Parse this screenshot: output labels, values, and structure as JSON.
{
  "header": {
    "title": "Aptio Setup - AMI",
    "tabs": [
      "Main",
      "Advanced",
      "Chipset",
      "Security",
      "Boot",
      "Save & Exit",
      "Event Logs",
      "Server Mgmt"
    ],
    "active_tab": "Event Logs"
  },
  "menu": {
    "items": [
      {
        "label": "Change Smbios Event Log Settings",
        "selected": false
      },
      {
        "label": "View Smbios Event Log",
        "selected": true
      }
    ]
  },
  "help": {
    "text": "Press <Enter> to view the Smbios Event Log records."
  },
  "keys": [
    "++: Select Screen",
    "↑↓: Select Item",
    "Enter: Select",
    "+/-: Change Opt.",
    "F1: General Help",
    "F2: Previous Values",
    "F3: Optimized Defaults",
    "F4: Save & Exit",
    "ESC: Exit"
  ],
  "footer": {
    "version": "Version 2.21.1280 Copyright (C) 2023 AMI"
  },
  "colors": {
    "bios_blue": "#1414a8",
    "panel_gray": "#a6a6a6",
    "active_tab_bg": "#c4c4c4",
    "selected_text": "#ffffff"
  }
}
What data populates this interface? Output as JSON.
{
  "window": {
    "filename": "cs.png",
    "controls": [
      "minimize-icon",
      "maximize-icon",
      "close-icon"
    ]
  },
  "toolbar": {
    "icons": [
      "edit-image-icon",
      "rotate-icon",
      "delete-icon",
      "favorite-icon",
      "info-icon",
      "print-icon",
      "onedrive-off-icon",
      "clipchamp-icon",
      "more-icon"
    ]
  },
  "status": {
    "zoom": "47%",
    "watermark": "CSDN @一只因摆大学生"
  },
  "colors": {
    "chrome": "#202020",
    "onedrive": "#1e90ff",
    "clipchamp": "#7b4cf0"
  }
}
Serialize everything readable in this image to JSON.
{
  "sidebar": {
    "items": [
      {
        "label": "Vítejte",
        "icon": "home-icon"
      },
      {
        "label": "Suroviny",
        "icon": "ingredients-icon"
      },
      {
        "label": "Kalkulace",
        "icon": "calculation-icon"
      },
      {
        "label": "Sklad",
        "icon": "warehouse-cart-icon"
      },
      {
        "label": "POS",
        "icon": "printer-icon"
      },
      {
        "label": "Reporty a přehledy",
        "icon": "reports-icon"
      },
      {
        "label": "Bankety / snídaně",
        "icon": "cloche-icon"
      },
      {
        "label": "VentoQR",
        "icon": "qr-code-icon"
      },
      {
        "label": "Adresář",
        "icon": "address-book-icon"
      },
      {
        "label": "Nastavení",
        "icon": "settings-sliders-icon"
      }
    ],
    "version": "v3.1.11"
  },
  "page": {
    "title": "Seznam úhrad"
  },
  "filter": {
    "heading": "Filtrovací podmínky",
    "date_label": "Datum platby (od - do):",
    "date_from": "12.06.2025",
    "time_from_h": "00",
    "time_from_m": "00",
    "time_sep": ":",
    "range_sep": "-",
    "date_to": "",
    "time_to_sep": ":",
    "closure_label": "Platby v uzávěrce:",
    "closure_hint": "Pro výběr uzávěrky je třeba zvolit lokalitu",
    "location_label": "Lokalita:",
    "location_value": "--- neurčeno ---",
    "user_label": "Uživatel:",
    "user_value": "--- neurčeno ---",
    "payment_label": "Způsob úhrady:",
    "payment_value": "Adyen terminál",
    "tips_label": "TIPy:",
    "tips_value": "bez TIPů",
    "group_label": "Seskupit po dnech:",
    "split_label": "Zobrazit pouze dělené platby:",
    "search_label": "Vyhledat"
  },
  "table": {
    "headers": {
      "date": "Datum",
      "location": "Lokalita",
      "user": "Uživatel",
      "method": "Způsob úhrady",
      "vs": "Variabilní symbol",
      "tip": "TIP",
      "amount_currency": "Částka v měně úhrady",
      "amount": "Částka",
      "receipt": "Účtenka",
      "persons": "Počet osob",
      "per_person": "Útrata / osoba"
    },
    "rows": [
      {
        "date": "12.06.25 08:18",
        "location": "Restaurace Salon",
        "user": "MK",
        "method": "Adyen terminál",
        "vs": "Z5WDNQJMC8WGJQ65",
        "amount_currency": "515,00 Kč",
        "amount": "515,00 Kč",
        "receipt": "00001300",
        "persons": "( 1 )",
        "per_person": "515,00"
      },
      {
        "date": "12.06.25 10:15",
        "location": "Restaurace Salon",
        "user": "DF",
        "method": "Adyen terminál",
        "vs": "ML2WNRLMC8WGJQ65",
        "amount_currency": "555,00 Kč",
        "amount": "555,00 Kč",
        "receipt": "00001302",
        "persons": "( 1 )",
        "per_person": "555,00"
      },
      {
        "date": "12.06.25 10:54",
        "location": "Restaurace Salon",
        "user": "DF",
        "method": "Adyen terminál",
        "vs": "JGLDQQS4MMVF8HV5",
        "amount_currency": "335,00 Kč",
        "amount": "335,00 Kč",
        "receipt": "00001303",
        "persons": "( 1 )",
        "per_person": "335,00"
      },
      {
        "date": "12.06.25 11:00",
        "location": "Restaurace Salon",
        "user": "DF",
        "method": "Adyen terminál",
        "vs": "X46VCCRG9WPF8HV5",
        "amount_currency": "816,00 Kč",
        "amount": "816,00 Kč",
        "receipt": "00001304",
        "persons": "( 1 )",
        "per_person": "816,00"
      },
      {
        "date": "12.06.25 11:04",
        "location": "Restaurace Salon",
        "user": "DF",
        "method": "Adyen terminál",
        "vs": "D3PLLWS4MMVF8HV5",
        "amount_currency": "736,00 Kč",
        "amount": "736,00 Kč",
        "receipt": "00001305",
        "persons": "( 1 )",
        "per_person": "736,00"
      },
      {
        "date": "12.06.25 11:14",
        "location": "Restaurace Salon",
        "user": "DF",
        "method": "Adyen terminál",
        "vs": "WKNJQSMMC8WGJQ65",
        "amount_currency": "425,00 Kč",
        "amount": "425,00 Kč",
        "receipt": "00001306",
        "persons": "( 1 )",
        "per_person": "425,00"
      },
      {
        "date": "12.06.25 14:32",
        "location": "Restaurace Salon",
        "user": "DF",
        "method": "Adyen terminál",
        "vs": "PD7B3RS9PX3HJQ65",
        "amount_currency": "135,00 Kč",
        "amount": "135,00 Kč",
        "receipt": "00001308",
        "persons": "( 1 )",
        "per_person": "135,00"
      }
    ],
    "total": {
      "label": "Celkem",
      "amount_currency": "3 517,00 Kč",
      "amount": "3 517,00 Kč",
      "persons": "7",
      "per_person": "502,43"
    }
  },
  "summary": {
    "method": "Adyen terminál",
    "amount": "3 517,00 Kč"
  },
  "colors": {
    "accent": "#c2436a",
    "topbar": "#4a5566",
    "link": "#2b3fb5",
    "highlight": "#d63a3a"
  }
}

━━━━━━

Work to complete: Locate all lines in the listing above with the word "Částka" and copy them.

Reply:
      "amount_currency": "Částka v měně úhrady",
      "amount": "Částka",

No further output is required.